Do you want pit bull dogs and their owners to have the same opportunities as other dogs? Then we have to stop putting them on a different team — both literally and figuratively — and let them play for “TEAM DOG.”
Social psychologists have explored the concept of “in-group and out-group bias.” This means that people define themselves in terms of social groupings, and they tend to favor members of their own group and have negative feelings toward outsiders.
People also view in-group members as being similar to themselves, while out-group members appear to be very different. Once the in-group/out-group distinction has been made, these alleged differences appear even more exaggerated.
So when we make pit bull dogs and their owners a separate category (even with the intentions to celebrate them!), we’re inadvertently activating the in-group/out-group boundary among the general public, adopters, and politicians.
Dogs/owners become the in-group (“us”) and pit bull dogs/owners become the out-group (“them”). Any perceived differences between the two groups appear exaggerated.
The social categorization process is not going to disappear, but it can be shaped in ways that reduce bias.
In our efforts to support the dogs most at risk, it’s important to recognize when the in-group/out-group distinction is counter-productive to our goal.
Here are some benefits of letting everyone play for “TEAM DOG”:
- Every dog stays inside our “circle of compassion”;
- We minimize the perception that some dogs are different, and therefore deviant;
- Similarities between all members of the canine species are highlighted, instead of exaggerating perceived differences;
- New categories can emerge based on individual behaviors and personalities;
- We can make stronger adoption matches and enhance the human-canine bond; and
- The debate over breed-based discrimination is framed in a more positive and accurate manner.

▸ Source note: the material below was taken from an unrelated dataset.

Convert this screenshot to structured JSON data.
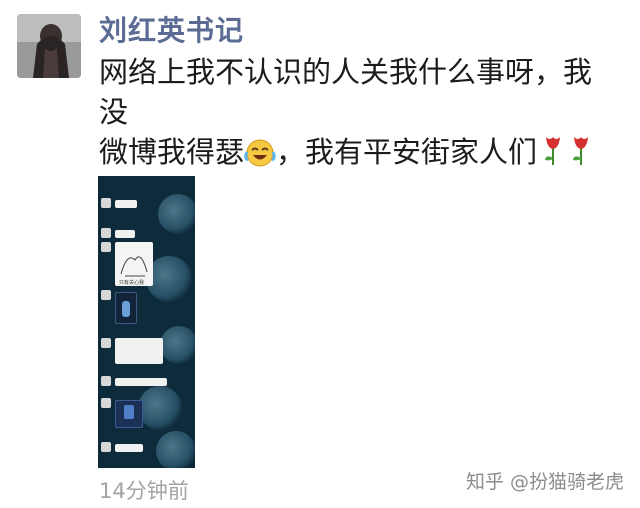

Bottom line: Separate is not equal. If we want all dogs to have equal opportunities, then let them all play for “TEAM DOG.”